Video transcript
P is the center of the green arc. So this is p right over here. The measure of angle P is 0.4 radians, and the length of the radius is 5 units. That's this length right over here. Find the length of the green arc. So just to kind of conceptualize this a little bit, P, you can imagine, is the center of this larger circle. And this angle right over here that has a measure of 0.4 radians, it intercepts this green arc right over here. In order to figure this out-- and actually, I encourage you to pause this video now and try to think about this question on your own. How long is this arc, given the information that they've given us? Well, all we have to do is remind ourselves what a radian is. One way to think about a radian is if you look at the arc that the angle intercepts, which is this green arc, if you think about its length, the length of this green arc is going to be 0.4 radii. One way to think about radians is if this angle is 0.4 radians, that means that the arc that it intercepts is going to be 0.4 radii long. So this length we could write as 0.4 radii. Or "radiuses," but "radii" is the proper term. Now, we don't want our length in terms of radii. We want our length in terms of whatever units the radius is, these kind of 5 units. Well, we know that each radius has a length of 5, that our radius of the circle has a length of 5. So this is going to be 0.4 radii times 5-- and you know they just call it units right over here. I'll put it in quotes because it's kind of a generic term-- 5 units per radii. So the radii cancel out. We're left with just the units, which is what we want. So 0.4 times 5 is 2. So this is going to be equal to 2. So just as a refresher again, when the angle measure in radians, one way to think about it is the arc that it intercepts, that's going to be this many radii long.

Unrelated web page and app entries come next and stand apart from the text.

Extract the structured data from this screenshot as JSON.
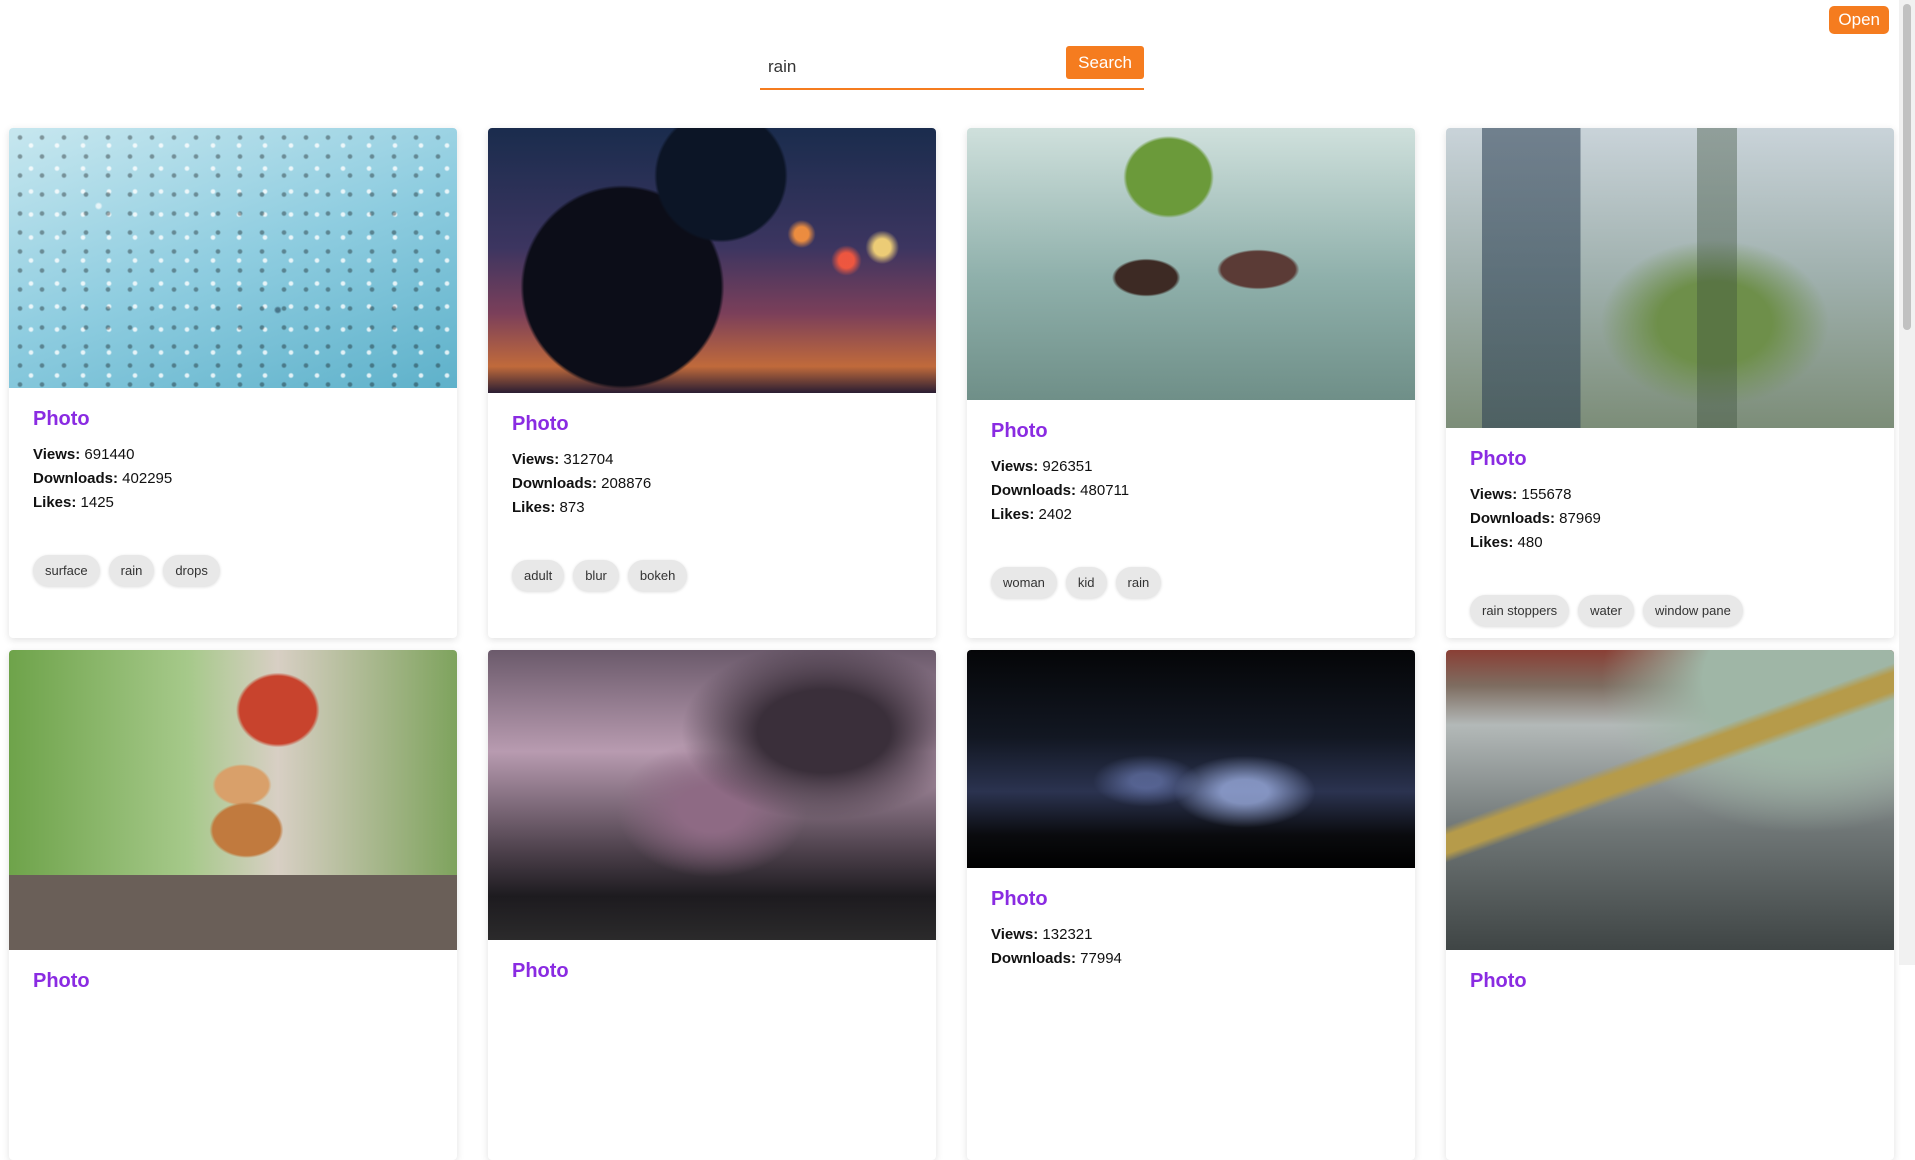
{
  "header": {
    "open_label": "Open"
  },
  "search": {
    "value": "rain",
    "button_label": "Search"
  },
  "photos": [
    {
      "title": "Photo",
      "views_label": "Views:",
      "views": "691440",
      "downloads_label": "Downloads:",
      "downloads": "402295",
      "likes_label": "Likes:",
      "likes": "1425",
      "tags": [
        "surface",
        "rain",
        "drops"
      ]
    },
    {
      "title": "Photo",
      "views_label": "Views:",
      "views": "312704",
      "downloads_label": "Downloads:",
      "downloads": "208876",
      "likes_label": "Likes:",
      "likes": "873",
      "tags": [
        "adult",
        "blur",
        "bokeh"
      ]
    },
    {
      "title": "Photo",
      "views_label": "Views:",
      "views": "926351",
      "downloads_label": "Downloads:",
      "downloads": "480711",
      "likes_label": "Likes:",
      "likes": "2402",
      "tags": [
        "woman",
        "kid",
        "rain"
      ]
    },
    {
      "title": "Photo",
      "views_label": "Views:",
      "views": "155678",
      "downloads_label": "Downloads:",
      "downloads": "87969",
      "likes_label": "Likes:",
      "likes": "480",
      "tags": [
        "rain stoppers",
        "water",
        "window pane"
      ]
    },
    {
      "title": "Photo"
    },
    {
      "title": "Photo"
    },
    {
      "title": "Photo",
      "views_label": "Views:",
      "views": "132321",
      "downloads_label": "Downloads:",
      "downloads": "77994"
    },
    {
      "title": "Photo"
    }
  ]
}
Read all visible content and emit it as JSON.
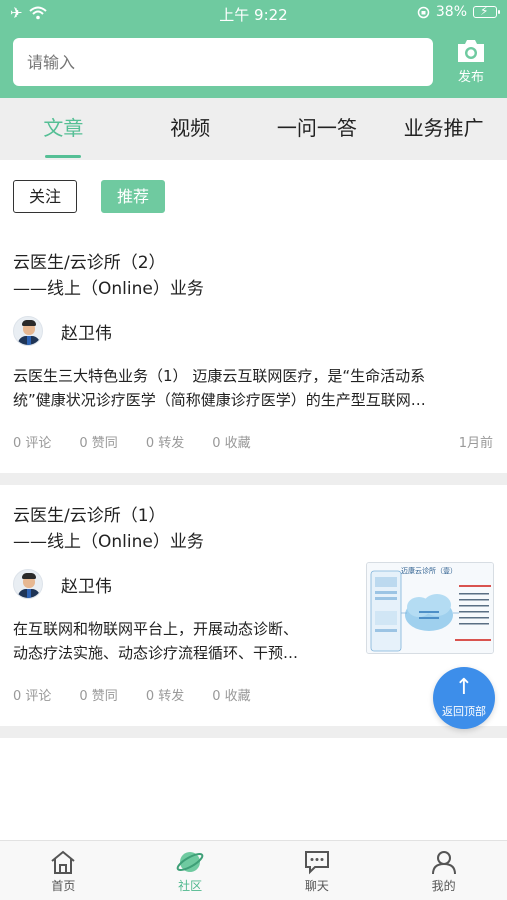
{
  "status_bar": {
    "time": "上午 9:22",
    "battery": "38%"
  },
  "search": {
    "placeholder": "请输入"
  },
  "publish": {
    "label": "发布"
  },
  "tabs": [
    {
      "label": "文章",
      "active": true
    },
    {
      "label": "视频",
      "active": false
    },
    {
      "label": "一问一答",
      "active": false
    },
    {
      "label": "业务推广",
      "active": false
    }
  ],
  "filters": {
    "follow": "关注",
    "recommend": "推荐"
  },
  "posts": [
    {
      "title_line1": "云医生/云诊所（2）",
      "title_line2": "——线上（Online）业务",
      "author": "赵卫伟",
      "excerpt_line1": "云医生三大特色业务（1） 迈康云互联网医疗，是“生命活动系",
      "excerpt_line2": "统”健康状况诊疗医学（简称健康诊疗医学）的生产型互联网…",
      "comments": "0 评论",
      "likes": "0 赞同",
      "shares": "0 转发",
      "favorites": "0 收藏",
      "time": "1月前"
    },
    {
      "title_line1": "云医生/云诊所（1）",
      "title_line2": "——线上（Online）业务",
      "author": "赵卫伟",
      "excerpt_line1": "在互联网和物联网平台上，开展动态诊断、",
      "excerpt_line2": "动态疗法实施、动态诊疗流程循环、干预…",
      "comments": "0 评论",
      "likes": "0 赞同",
      "shares": "0 转发",
      "favorites": "0 收藏",
      "thumbnail_title": "迈康云诊所（壹）"
    }
  ],
  "back_to_top": {
    "label": "返回顶部"
  },
  "bottom_nav": [
    {
      "label": "首页",
      "icon": "home-icon",
      "active": false
    },
    {
      "label": "社区",
      "icon": "community-icon",
      "active": true
    },
    {
      "label": "聊天",
      "icon": "chat-icon",
      "active": false
    },
    {
      "label": "我的",
      "icon": "profile-icon",
      "active": false
    }
  ],
  "colors": {
    "brand": "#6fcaa0",
    "active_tab": "#55bf95",
    "back_to_top": "#3d8eea",
    "meta_text": "#999999"
  }
}
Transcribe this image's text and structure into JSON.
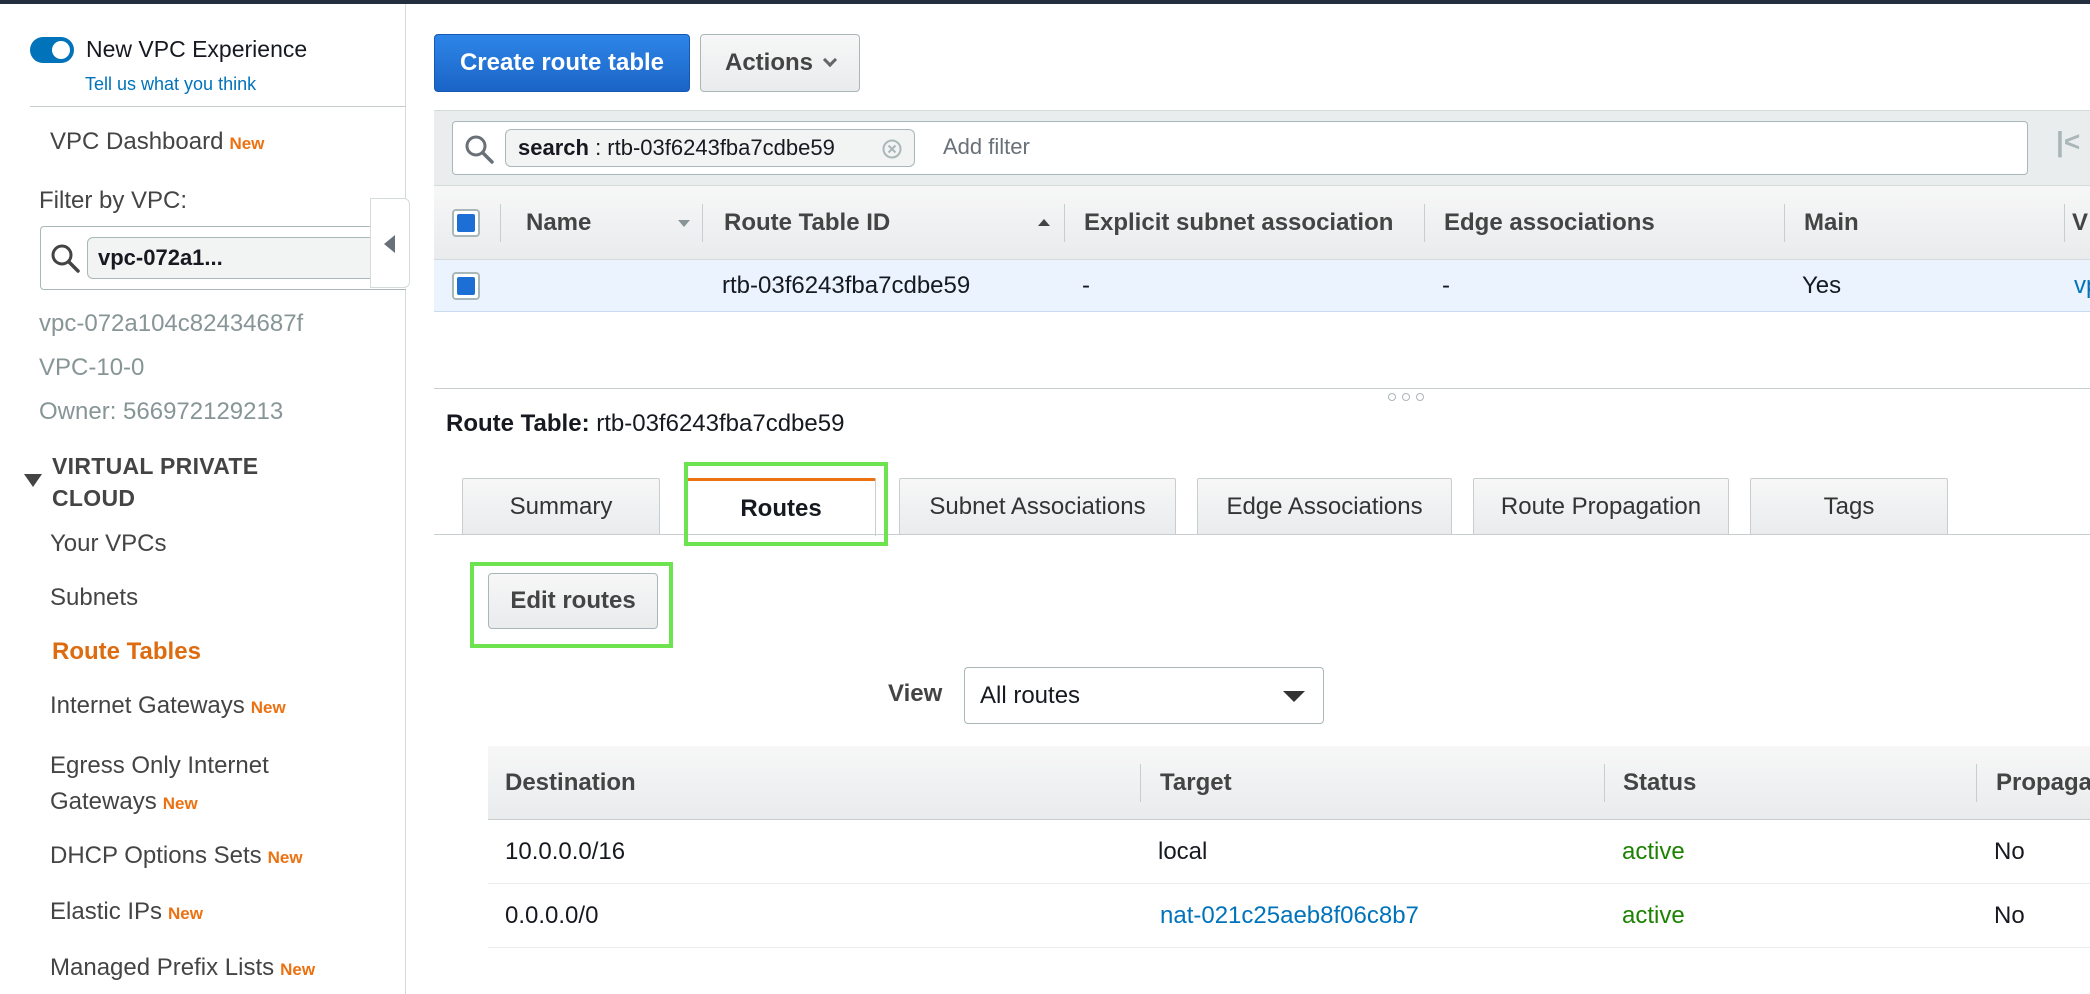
{
  "sidebar": {
    "toggle_label": "New VPC Experience",
    "feedback_link": "Tell us what you think",
    "dashboard": {
      "label": "VPC Dashboard",
      "badge": "New"
    },
    "filter_label": "Filter by VPC:",
    "filter_value": "vpc-072a1...",
    "vpc_id": "vpc-072a104c82434687f",
    "vpc_name": "VPC-10-0",
    "owner": "Owner: 566972129213",
    "section_title_line1": "VIRTUAL PRIVATE",
    "section_title_line2": "CLOUD",
    "items": [
      {
        "label": "Your VPCs",
        "badge": ""
      },
      {
        "label": "Subnets",
        "badge": ""
      },
      {
        "label": "Route Tables",
        "badge": ""
      },
      {
        "label": "Internet Gateways",
        "badge": "New"
      },
      {
        "label": "Egress Only Internet",
        "label2": "Gateways",
        "badge": "New"
      },
      {
        "label": "DHCP Options Sets",
        "badge": "New"
      },
      {
        "label": "Elastic IPs",
        "badge": "New"
      },
      {
        "label": "Managed Prefix Lists",
        "badge": "New"
      }
    ]
  },
  "toolbar": {
    "create_label": "Create route table",
    "actions_label": "Actions"
  },
  "search": {
    "chip_key": "search",
    "chip_sep": " : ",
    "chip_value": "rtb-03f6243fba7cdbe59",
    "placeholder": "Add filter",
    "first_page": "|<"
  },
  "grid": {
    "columns": [
      "Name",
      "Route Table ID",
      "Explicit subnet association",
      "Edge associations",
      "Main",
      "V"
    ],
    "row": {
      "name": "",
      "id": "rtb-03f6243fba7cdbe59",
      "explicit": "-",
      "edge": "-",
      "main": "Yes",
      "vpc": "vp"
    }
  },
  "details": {
    "title_key": "Route Table:",
    "title_value": "rtb-03f6243fba7cdbe59",
    "tabs": [
      "Summary",
      "Routes",
      "Subnet Associations",
      "Edge Associations",
      "Route Propagation",
      "Tags"
    ],
    "active_tab": "Routes",
    "edit_label": "Edit routes",
    "view_label": "View",
    "view_selected": "All routes"
  },
  "routes": {
    "columns": [
      "Destination",
      "Target",
      "Status",
      "Propaga"
    ],
    "rows": [
      {
        "destination": "10.0.0.0/16",
        "target": "local",
        "status": "active",
        "propagated": "No"
      },
      {
        "destination": "0.0.0.0/0",
        "target": "nat-021c25aeb8f06c8b7",
        "status": "active",
        "propagated": "No"
      }
    ]
  },
  "colors": {
    "primary": "#1d6fd6",
    "accent": "#ec7211",
    "active_status": "#1d8102",
    "highlight": "#6de34f",
    "link": "#0073bb"
  },
  "icons": {
    "search": "search-icon",
    "clear": "clear-icon",
    "collapse": "collapse-left-icon",
    "expand": "triangle-down-icon",
    "dropdown": "caret-down-icon"
  }
}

Well, if each radius is 5 units, it's going to be 0.4 times 5 units long, or 2.